Collection entries:

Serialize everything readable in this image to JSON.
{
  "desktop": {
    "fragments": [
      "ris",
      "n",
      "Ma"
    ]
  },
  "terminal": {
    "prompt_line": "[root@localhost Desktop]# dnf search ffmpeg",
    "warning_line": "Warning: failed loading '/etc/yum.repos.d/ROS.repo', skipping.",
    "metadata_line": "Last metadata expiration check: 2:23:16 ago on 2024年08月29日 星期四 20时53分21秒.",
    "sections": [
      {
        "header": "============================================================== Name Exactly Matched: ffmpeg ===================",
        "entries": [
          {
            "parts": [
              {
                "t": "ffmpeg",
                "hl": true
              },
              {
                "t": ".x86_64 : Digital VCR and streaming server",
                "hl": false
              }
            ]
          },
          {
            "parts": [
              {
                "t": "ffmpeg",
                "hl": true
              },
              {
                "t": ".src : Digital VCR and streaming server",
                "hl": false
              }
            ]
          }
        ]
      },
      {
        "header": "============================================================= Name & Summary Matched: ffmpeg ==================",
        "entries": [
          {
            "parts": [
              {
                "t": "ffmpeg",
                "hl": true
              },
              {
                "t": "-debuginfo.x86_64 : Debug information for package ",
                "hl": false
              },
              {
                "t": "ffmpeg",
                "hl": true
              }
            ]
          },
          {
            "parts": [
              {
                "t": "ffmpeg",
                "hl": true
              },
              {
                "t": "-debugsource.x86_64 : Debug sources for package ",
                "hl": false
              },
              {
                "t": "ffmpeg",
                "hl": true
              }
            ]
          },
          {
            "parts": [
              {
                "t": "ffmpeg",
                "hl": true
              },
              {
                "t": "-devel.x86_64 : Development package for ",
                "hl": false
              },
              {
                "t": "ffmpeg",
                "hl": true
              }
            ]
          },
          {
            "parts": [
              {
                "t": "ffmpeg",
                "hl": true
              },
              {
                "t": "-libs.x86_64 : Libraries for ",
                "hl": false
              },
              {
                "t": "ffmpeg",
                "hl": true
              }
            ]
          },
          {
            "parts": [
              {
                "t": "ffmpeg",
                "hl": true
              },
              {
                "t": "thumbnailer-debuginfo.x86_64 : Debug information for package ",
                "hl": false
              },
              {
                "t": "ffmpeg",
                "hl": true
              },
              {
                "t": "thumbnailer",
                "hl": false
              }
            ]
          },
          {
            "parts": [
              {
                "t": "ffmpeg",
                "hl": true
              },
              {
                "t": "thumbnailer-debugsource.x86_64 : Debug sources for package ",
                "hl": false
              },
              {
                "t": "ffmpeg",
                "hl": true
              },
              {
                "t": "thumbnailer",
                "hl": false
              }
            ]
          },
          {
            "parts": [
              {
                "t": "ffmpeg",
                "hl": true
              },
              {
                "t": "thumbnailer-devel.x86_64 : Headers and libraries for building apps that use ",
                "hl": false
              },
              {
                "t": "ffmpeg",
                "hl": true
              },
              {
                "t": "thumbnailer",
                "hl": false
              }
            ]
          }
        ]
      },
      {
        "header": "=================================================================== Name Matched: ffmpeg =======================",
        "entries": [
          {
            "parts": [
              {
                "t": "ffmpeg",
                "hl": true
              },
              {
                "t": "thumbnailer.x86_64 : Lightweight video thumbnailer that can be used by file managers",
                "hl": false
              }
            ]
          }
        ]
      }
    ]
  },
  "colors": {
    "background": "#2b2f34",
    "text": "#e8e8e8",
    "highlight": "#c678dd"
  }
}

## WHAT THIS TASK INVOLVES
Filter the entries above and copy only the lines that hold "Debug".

## WRITTEN ANSWER
                "t": "-debuginfo.x86_64 : Debug information for package ",
                "t": "-debugsource.x86_64 : Debug sources for package ",
                "t": "thumbnailer-debuginfo.x86_64 : Debug information for package ",
                "t": "thumbnailer-debugsource.x86_64 : Debug sources for package ",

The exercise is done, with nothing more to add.